I stood in line waiting to walk down the aisle with other new sorority pledges. Each of us was wearing a white dress and carrying a large flower in our hands. To an outsider, this would’ve looked like a cult or a group wedding, but in reality, this event symbolized officially becoming a sorority member. The purity we presented in our white dresses and the feminine touch of our flowers set the framework of what we were expected to be – attractive, but not revealing.
Growing up, I was always taught that a woman’s worth and respect was tied to how she modestly presented herself. I was ingrained with the idea that a “lady” honored her body through preserving it and not wearing revealing clothing.
When I came to UC Berkeley, I joined a sorority in the hopes that I wouldn’t be held to these sexist standards – we were all independent young women searching for individuality and freedom.
After the novelty of my first few months in the sorority wore off, I saw how my modesty was essential in maintaining an acceptable appearance. The social norms and dress codes for events like recruitment, philanthropy events or any event in which the public outside of the Greek community was present, was conservative. There was a pressure to constantly dress appealing enough to make our sorority seem “feminine” and attractive, but conservatively enough to ensure that no one appeared promiscuous.
Recruitment especially exemplified this notion. In preparation for recruiting the next pledge class, we were all prepped on the extensive dress code. The presentation gave us guidelines on attire for each day of recruitment with separate images of what to wear and what not to wear.
The slide for appropriate clothing had images of two women, one in a red flowy dress and one of a woman in a tight, red bodycon dress that ended well above her knees. Over the photo was a huge red X, indicating that kind of outfit was absolutely not allowed.
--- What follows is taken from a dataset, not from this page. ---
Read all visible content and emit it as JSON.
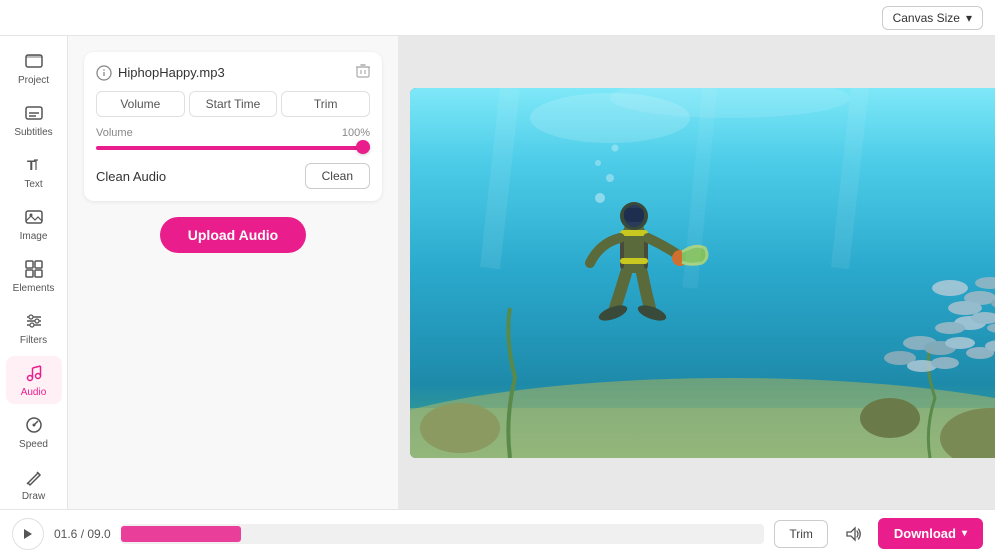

I was confused because the flowy dress was fairly low cut and the tight red one was not. The tight dress was arguably sexier. I couldn’t help but sense that we were being forced to display a certain type of femininity.
As a woman, I was no stranger to slut-shaming or being ridiculed for the clothes I enjoyed wearing, but in a sorority full of my female peers, I was not expecting a presentation that made the girl in the tight dress seem cheaper and less respectable.
In my mind, recruitment was supposed to be our chance to show our true selves by reflecting our personalities in the clothes we choose. I expected we would be allowed to wear what we were most comfortable in. I did not expect the strict rules to wear high heels and dresses in the same color and cut. It felt as though our individuality was muted. The regulation of our attire was made clear even at philanthropy events. I expected the charity to be the focus of the evening, but I realized this was not the case at my very first philanthropy night.
I had just joined my friends to start my shift at the event when we were stopped by an older sorority member. She eyed our tight tube tops before reprimanding us and telling us we needed to change our shirts immediately.
Suddenly, I felt embarrassed at the idea that maybe I was showing too much skin or that my outfit was inappropriate for a charity event, however, upon asking for the honest opinion of many of my friends I was convinced that I wasn’t the problem. A charity event should be about raising money. While having all members wear the same color so that we looked organized and professional made sense, I failed to understand what the tightness of my shirt had to do with anything.
Last Halloween, when one of my sisters had come out in a very revealing Halloween costume, her enthusiasm for the Halloween celebrations was met with judgmental stares and whispers behind her back. I didn’t want to be treated the same way that she had, and my fear of being shamed for showing too much skin or being labeled “attention seeking” pushed me to go upstairs and change my clothes immediately.
If I decide to show no skin, or if I want to wear the smallest skimpiest dress in the world, that is my decision. A community full of young women shouldn’t treat each other differently depending on their outfit choices. A sorority should be a space in which women are uplifted through sisterhood, and by regulating their dress code and enforcing the concept that a woman’s worth is correlated to her modesty, a sorority is failing to do so.
Felicia Sharpe writes the Thursday blog on being an ex-sorority member. Contact her at [email protected].